Over the last 15 years, I have been involved in a number of different qualitative research studies, some as part of gaining qualifications, others as multidisciplinary teams involving universities, community organisations and local authorities and other agencies.
In November 2019 I received my PhD from the University of Bristol (School for Policy Studies), funded by the Economic and Social Research Council (ESRC). The study – ‘Through conflict to sustainability: engaging with ‘the space between’ entities and individuals working collaboratively in the UK and the Netherlands’ – explores the idea of conflict as normal and a positive route to sustainability and creative collaboration. Its transdisciplinary merging of practice, life experience, the arts and academic theory across several disciplines can be read here. Among the key findings were:
- a reconceptualising of conflict as holding the creative potential to enable collaborative growth and sustainability
- a conceptual focus on ‘the space between’ to illuminate group dynamics and interactions
- engagement with an emergent social science research frame, remaining open to work with whatever appears in an open-ended research space
- the trial of innovative research methodologies, from the visualization of qualitative data to the use of psychodynamic observation of beneath-the-surface undercurrents in group interaction
- a heightened awareness of the importance of nonverbal interaction
- identification of diverse negotiation strategies employed by participants to negotiate conflict points as they arose in the groups.
Qualitative data visualisation

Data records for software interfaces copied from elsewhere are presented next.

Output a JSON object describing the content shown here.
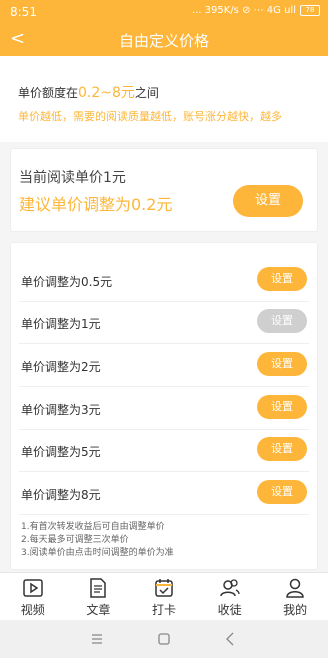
{
  "status": {
    "time": "8:51",
    "net": "... 395K/s ⊘ ⋯ 4G ull",
    "battery": "78"
  },
  "header": {
    "back": "<",
    "title": "自由定义价格"
  },
  "intro": {
    "prefix": "单价额度在",
    "range": "0.2~8元",
    "suffix": "之间",
    "desc": "单价越低，需要的阅读质量越低，账号涨分越快，越多"
  },
  "current": {
    "price": "当前阅读单价1元",
    "suggest": "建议单价调整为0.2元",
    "button": "设置"
  },
  "options": [
    {
      "label": "单价调整为0.5元",
      "button": "设置",
      "enabled": true
    },
    {
      "label": "单价调整为1元",
      "button": "设置",
      "enabled": false
    },
    {
      "label": "单价调整为2元",
      "button": "设置",
      "enabled": true
    },
    {
      "label": "单价调整为3元",
      "button": "设置",
      "enabled": true
    },
    {
      "label": "单价调整为5元",
      "button": "设置",
      "enabled": true
    },
    {
      "label": "单价调整为8元",
      "button": "设置",
      "enabled": true
    }
  ],
  "notes": [
    "1.有首次转发收益后可自由调整单价",
    "2.每天最多可调整三次单价",
    "3.阅读单价由点击时间调整的单价为准"
  ],
  "tabs": [
    {
      "label": "视频",
      "icon": "video-icon"
    },
    {
      "label": "文章",
      "icon": "article-icon"
    },
    {
      "label": "打卡",
      "icon": "checkin-icon"
    },
    {
      "label": "收徒",
      "icon": "apprentice-icon"
    },
    {
      "label": "我的",
      "icon": "profile-icon"
    }
  ],
  "colors": {
    "accent": "#fdb63a",
    "disabled": "#cfcfcf"
  }
}
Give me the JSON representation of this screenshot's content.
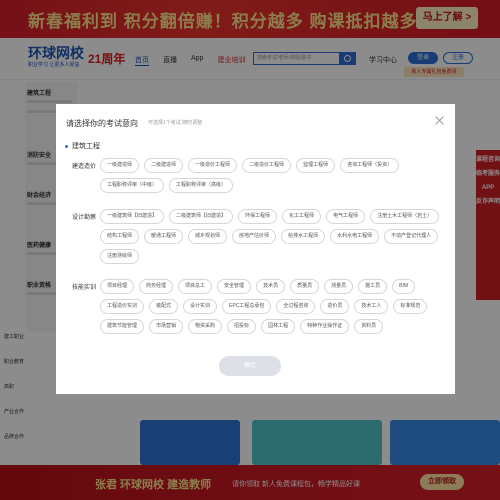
{
  "promo": {
    "text": "新春福利到 积分翻倍赚！积分越多 购课抵扣越多！",
    "cta": "马上了解 >"
  },
  "header": {
    "logo_name": "环球网校",
    "logo_slogan": "职业学习 让更多人受益",
    "anniversary": "21周年",
    "nav": [
      "首页",
      "直播",
      "App",
      "建业培训"
    ],
    "search_placeholder": "搜索考试/老师/课程/图书",
    "study_center": "学习中心",
    "login": "登录",
    "register": "注册",
    "newbie": "新人专属礼包免费领"
  },
  "background": {
    "categories": [
      "建筑工程",
      "消防安全",
      "财会经济",
      "医药健康",
      "职业资格"
    ],
    "side_menu": [
      "建工职业",
      "职业教育",
      "高职",
      "产业合作",
      "品牌合作"
    ],
    "right_ad": [
      "课程咨询",
      "临考服务",
      "APP",
      "反诈声明"
    ],
    "bottom_ad": {
      "title": "张君 环球网校 建造教师",
      "sub": "请你领取 新人免费课程包，畅学精品好课",
      "btn": "立即领取"
    }
  },
  "modal": {
    "title": "请选择你的考试意向",
    "subtitle": "可选择1个考试 随时调整",
    "section": "建筑工程",
    "groups": [
      {
        "label": "建造造价",
        "tags": [
          "一级建造师",
          "二级建造师",
          "一级造价工程师",
          "二级造价工程师",
          "监理工程师",
          "咨询工程师（投资）",
          "工程职称评审（中级）",
          "工程职称评审（高级）"
        ]
      },
      {
        "label": "设计勘察",
        "tags": [
          "一级建筑师【旧建造】",
          "二级建筑师【旧建造】",
          "环保工程师",
          "化工工程师",
          "电气工程师",
          "注册土木工程师（岩土）",
          "结构工程师",
          "暖通工程师",
          "城乡规划师",
          "房地产估价师",
          "给排水工程师",
          "水利水电工程师",
          "不动产登记代理人",
          "注册测绘师"
        ]
      },
      {
        "label": "技能实训",
        "tags": [
          "项目经理",
          "商务经理",
          "项目总工",
          "安全管理",
          "技术员",
          "质量员",
          "测量员",
          "施工员",
          "BIM",
          "工程造价实训",
          "装配式",
          "设计实训",
          "EPC工程总承包",
          "全过程咨询",
          "造价员",
          "技术工人",
          "标准规范",
          "建筑节能管理",
          "市场营销",
          "物资采购",
          "招投标",
          "园林工程",
          "特种作业操作证",
          "资料员"
        ]
      }
    ],
    "submit": "确定"
  },
  "colors": {
    "primary": "#2d6fd8",
    "promo_red": "#d6202a",
    "overlay": "rgba(0,0,0,0.45)"
  }
}
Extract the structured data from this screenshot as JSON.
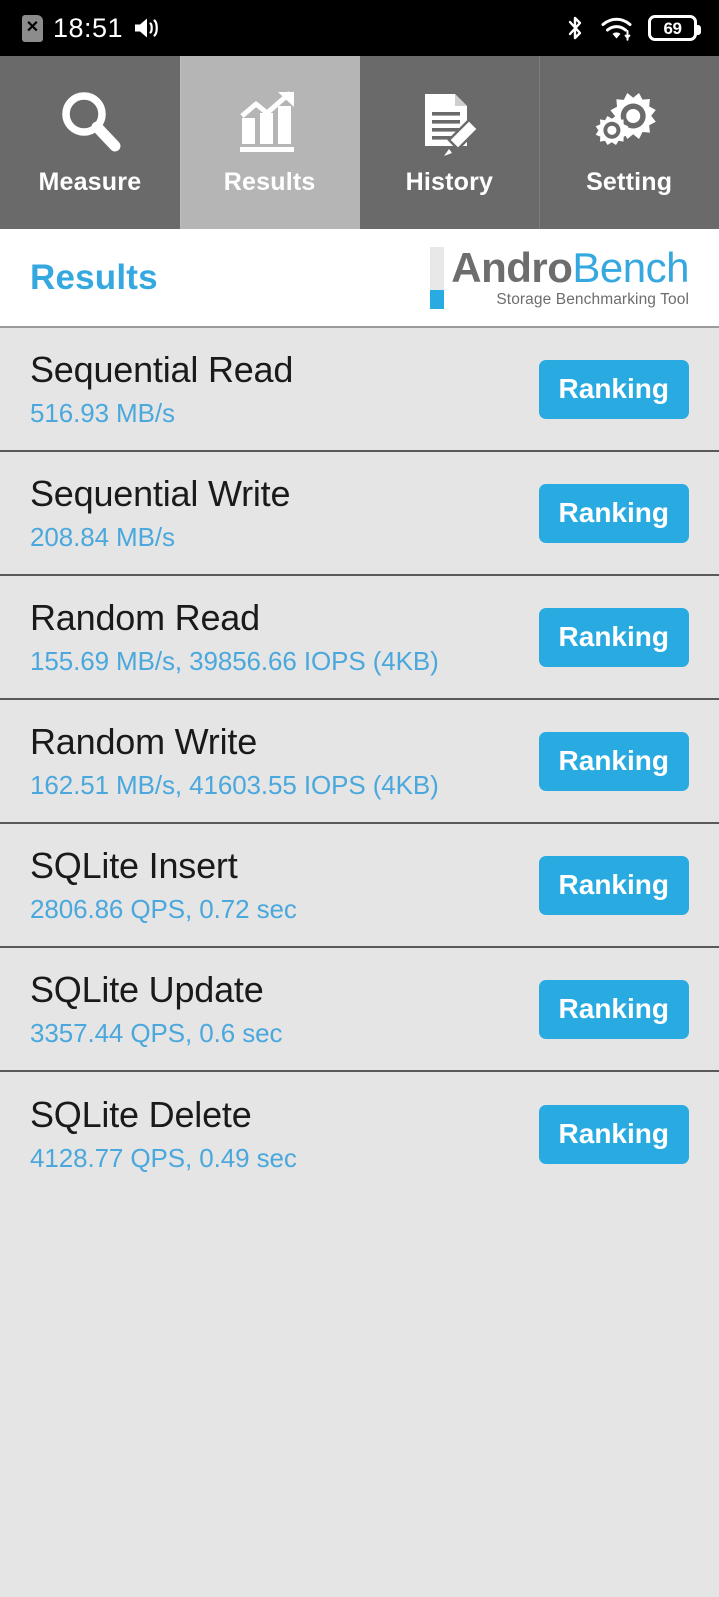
{
  "statusbar": {
    "time": "18:51",
    "sim_icon_glyph": "✕",
    "sim_icon_name": "sim-card-disabled-icon",
    "volume_icon_name": "speaker-icon",
    "bluetooth_icon_name": "bluetooth-icon",
    "wifi_icon_name": "wifi-icon",
    "battery_icon_name": "battery-icon",
    "battery_level": "69"
  },
  "tabs": [
    {
      "label": "Measure",
      "icon": "magnifier-icon",
      "active": false
    },
    {
      "label": "Results",
      "icon": "bar-chart-arrow-icon",
      "active": true
    },
    {
      "label": "History",
      "icon": "document-pencil-icon",
      "active": false
    },
    {
      "label": "Setting",
      "icon": "gears-icon",
      "active": false
    }
  ],
  "header": {
    "title": "Results",
    "logo": {
      "name_part1": "Andro",
      "name_part2": "Bench",
      "tagline": "Storage Benchmarking Tool"
    }
  },
  "results": [
    {
      "title": "Sequential Read",
      "value": "516.93 MB/s",
      "button": "Ranking"
    },
    {
      "title": "Sequential Write",
      "value": "208.84 MB/s",
      "button": "Ranking"
    },
    {
      "title": "Random Read",
      "value": "155.69 MB/s, 39856.66 IOPS (4KB)",
      "button": "Ranking"
    },
    {
      "title": "Random Write",
      "value": "162.51 MB/s, 41603.55 IOPS (4KB)",
      "button": "Ranking"
    },
    {
      "title": "SQLite Insert",
      "value": "2806.86 QPS, 0.72 sec",
      "button": "Ranking"
    },
    {
      "title": "SQLite Update",
      "value": "3357.44 QPS, 0.6 sec",
      "button": "Ranking"
    },
    {
      "title": "SQLite Delete",
      "value": "4128.77 QPS, 0.49 sec",
      "button": "Ranking"
    }
  ],
  "colors": {
    "accent_blue": "#29ABE2",
    "value_blue": "#4aa8dd",
    "title_blue": "#35a8e0",
    "tab_inactive": "#6a6a6a",
    "tab_active": "#b5b5b5",
    "list_background": "#e5e5e5",
    "statusbar_background": "#000000"
  }
}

One emergent outcome from the research was an early stage qualitative data visualisation methodology, developed in partnership with data scientist Bobby Stuijfzand and graphic designer Derek Edwards. This innovative attempt to convey flows of human energy in group interaction in visual form has attracted considerable attention, and as a result, we have been awarded two further grants beyond the end of the PhD to develop this work further. The first was seedcorn funding from Bristol University’s Jean Golding Institute which allowed us to create a website for four visualizations, each of five minutes from four different group interactions. The second was a Business Boost grant from the ESRC via Bristol University to explore the potential for using this idea as a facilitation tool in business and community settings.
We are currently exploring the commercial potential for this innovative way of understanding group dynamics.